Information =>

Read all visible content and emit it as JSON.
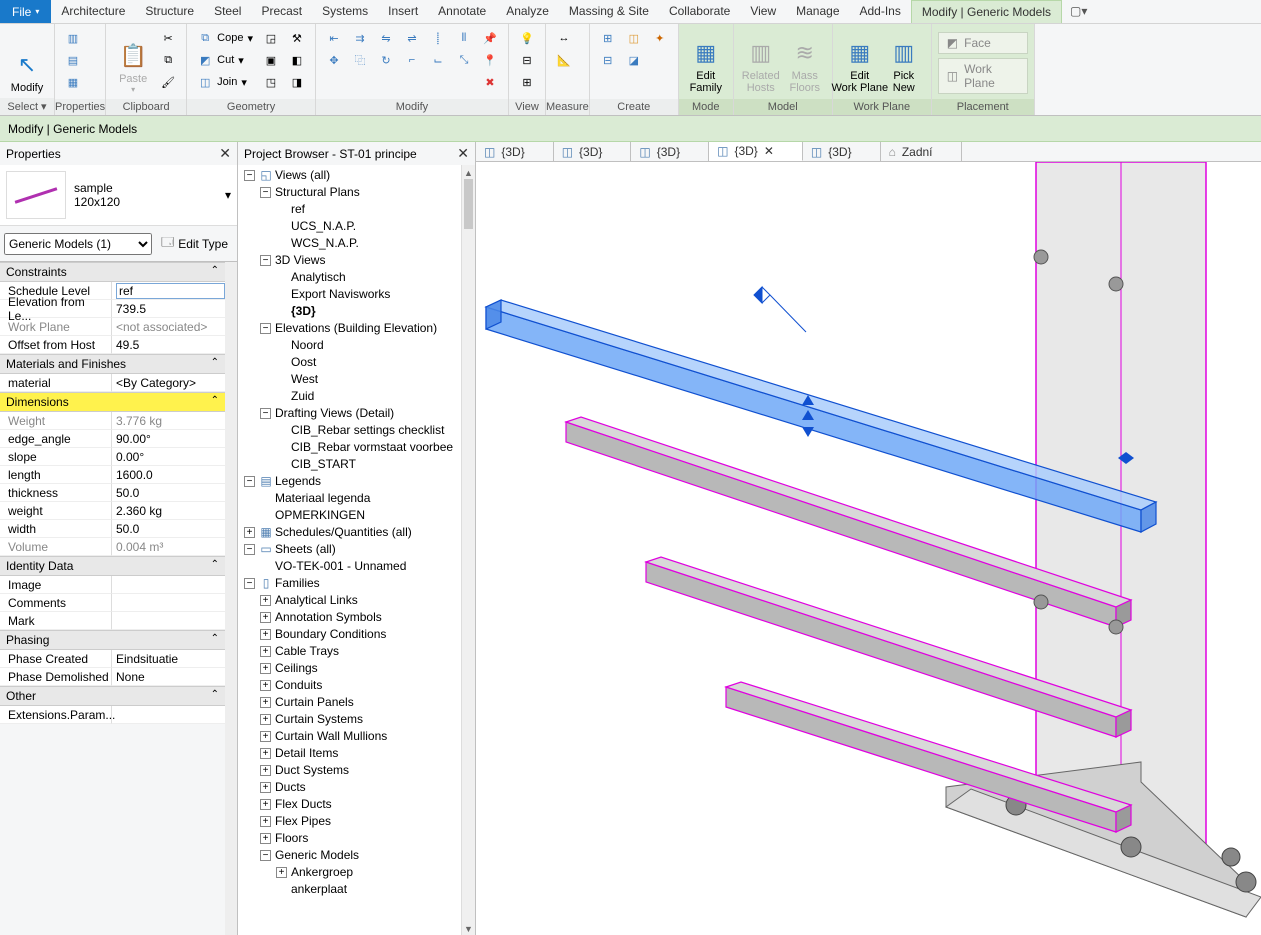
{
  "menubar": {
    "file": "File",
    "items": [
      "Architecture",
      "Structure",
      "Steel",
      "Precast",
      "Systems",
      "Insert",
      "Annotate",
      "Analyze",
      "Massing & Site",
      "Collaborate",
      "View",
      "Manage",
      "Add-Ins"
    ],
    "active": "Modify | Generic Models"
  },
  "ribbon": {
    "select": {
      "modify": "Modify",
      "select": "Select ▾",
      "group": "Select"
    },
    "properties": {
      "btn": "Properties",
      "group": "Properties"
    },
    "clipboard": {
      "paste": "Paste",
      "cope": "Cope",
      "cut": "Cut",
      "join": "Join",
      "group": "Clipboard"
    },
    "geometry": {
      "group": "Geometry"
    },
    "modify": {
      "group": "Modify"
    },
    "view": {
      "group": "View"
    },
    "measure": {
      "group": "Measure"
    },
    "create": {
      "group": "Create"
    },
    "mode": {
      "edit_family": "Edit\nFamily",
      "group": "Mode"
    },
    "model": {
      "related": "Related\nHosts",
      "mass": "Mass\nFloors",
      "group": "Model"
    },
    "workplane": {
      "edit": "Edit\nWork Plane",
      "group": "Work Plane"
    },
    "picknew": {
      "btn": "Pick\nNew"
    },
    "placement": {
      "face": "Face",
      "wp": "Work Plane",
      "group": "Placement"
    }
  },
  "context_bar": "Modify | Generic Models",
  "properties_panel": {
    "title": "Properties",
    "type_name": "sample",
    "type_size": "120x120",
    "filter": "Generic Models (1)",
    "edit_type": "Edit Type",
    "sections": {
      "constraints": "Constraints",
      "materials": "Materials and Finishes",
      "dimensions": "Dimensions",
      "identity": "Identity Data",
      "phasing": "Phasing",
      "other": "Other"
    },
    "rows": {
      "schedule_level_k": "Schedule Level",
      "schedule_level_v": "ref",
      "elev_k": "Elevation from Le...",
      "elev_v": "739.5",
      "workplane_k": "Work Plane",
      "workplane_v": "<not associated>",
      "offset_k": "Offset from Host",
      "offset_v": "49.5",
      "material_k": "material",
      "material_v": "<By Category>",
      "weightcap_k": "Weight",
      "weightcap_v": "3.776 kg",
      "edge_k": "edge_angle",
      "edge_v": "90.00°",
      "slope_k": "slope",
      "slope_v": "0.00°",
      "length_k": "length",
      "length_v": "1600.0",
      "thick_k": "thickness",
      "thick_v": "50.0",
      "weight_k": "weight",
      "weight_v": "2.360 kg",
      "width_k": "width",
      "width_v": "50.0",
      "volume_k": "Volume",
      "volume_v": "0.004 m³",
      "image_k": "Image",
      "image_v": "",
      "comments_k": "Comments",
      "comments_v": "",
      "mark_k": "Mark",
      "mark_v": "",
      "phasecr_k": "Phase Created",
      "phasecr_v": "Eindsituatie",
      "phasedm_k": "Phase Demolished",
      "phasedm_v": "None",
      "ext_k": "Extensions.Param...",
      "ext_v": ""
    }
  },
  "browser": {
    "title": "Project Browser - ST-01 principe",
    "views_root": "Views (all)",
    "structural_plans": "Structural Plans",
    "sp": {
      "ref": "ref",
      "ucs": "UCS_N.A.P.",
      "wcs": "WCS_N.A.P."
    },
    "tdviews": "3D Views",
    "tv": {
      "ana": "Analytisch",
      "exp": "Export Navisworks",
      "d3": "{3D}"
    },
    "elevs": "Elevations (Building Elevation)",
    "el": {
      "n": "Noord",
      "o": "Oost",
      "w": "West",
      "z": "Zuid"
    },
    "drafting": "Drafting Views (Detail)",
    "dr": {
      "a": "CIB_Rebar settings checklist",
      "b": "CIB_Rebar vormstaat voorbee",
      "c": "CIB_START"
    },
    "legends": "Legends",
    "lg": {
      "a": "Materiaal legenda",
      "b": "OPMERKINGEN"
    },
    "schedules": "Schedules/Quantities (all)",
    "sheets": "Sheets (all)",
    "sh": {
      "a": "VO-TEK-001 - Unnamed"
    },
    "families": "Families",
    "fam": [
      "Analytical Links",
      "Annotation Symbols",
      "Boundary Conditions",
      "Cable Trays",
      "Ceilings",
      "Conduits",
      "Curtain Panels",
      "Curtain Systems",
      "Curtain Wall Mullions",
      "Detail Items",
      "Duct Systems",
      "Ducts",
      "Flex Ducts",
      "Flex Pipes",
      "Floors",
      "Generic Models"
    ],
    "gm": {
      "a": "Ankergroep",
      "b": "ankerplaat"
    }
  },
  "viewtabs": [
    {
      "label": "{3D}",
      "icon": "cube"
    },
    {
      "label": "{3D}",
      "icon": "cube"
    },
    {
      "label": "{3D}",
      "icon": "cube"
    },
    {
      "label": "{3D}",
      "icon": "cube",
      "active": true,
      "close": true
    },
    {
      "label": "{3D}",
      "icon": "cube"
    },
    {
      "label": "Zadní",
      "icon": "house"
    }
  ]
}
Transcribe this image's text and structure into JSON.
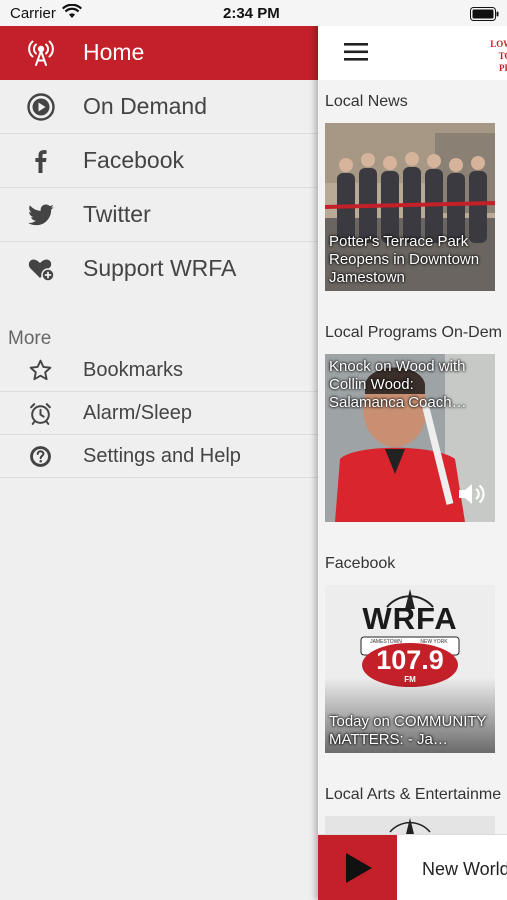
{
  "status_bar": {
    "carrier": "Carrier",
    "time": "2:34 PM"
  },
  "drawer": {
    "nav_items": [
      {
        "label": "Home",
        "icon": "radio-tower-icon",
        "active": true
      },
      {
        "label": "On Demand",
        "icon": "play-circle-icon",
        "active": false
      },
      {
        "label": "Facebook",
        "icon": "facebook-icon",
        "active": false
      },
      {
        "label": "Twitter",
        "icon": "twitter-icon",
        "active": false
      },
      {
        "label": "Support WRFA",
        "icon": "heart-plus-icon",
        "active": false
      }
    ],
    "more_title": "More",
    "more_items": [
      {
        "label": "Bookmarks",
        "icon": "star-icon"
      },
      {
        "label": "Alarm/Sleep",
        "icon": "alarm-clock-icon"
      },
      {
        "label": "Settings and Help",
        "icon": "help-gear-icon"
      }
    ]
  },
  "main": {
    "logo_lines": [
      "LOW P",
      "TO",
      "PR"
    ],
    "sections": [
      {
        "title": "Local News",
        "tile_caption": "Potter's Terrace Park Reopens in Downtown Jamestown"
      },
      {
        "title": "Local Programs On-Dem",
        "tile_caption": "Knock on Wood with Collin Wood: Salamanca Coach…"
      },
      {
        "title": "Facebook",
        "tile_caption": "Today on COMMUNITY MATTERS:  - Ja…"
      },
      {
        "title": "Local Arts & Entertainme"
      }
    ],
    "facebook_logo": {
      "name": "WRFA",
      "frequency": "107.9",
      "band": "FM",
      "location_left": "JAMESTOWN",
      "location_right": "NEW YORK"
    }
  },
  "player": {
    "now_playing": "New World"
  },
  "colors": {
    "accent": "#c4202a",
    "drawer_bg": "#efefef"
  }
}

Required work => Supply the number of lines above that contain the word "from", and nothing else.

Solution to the exercise => 2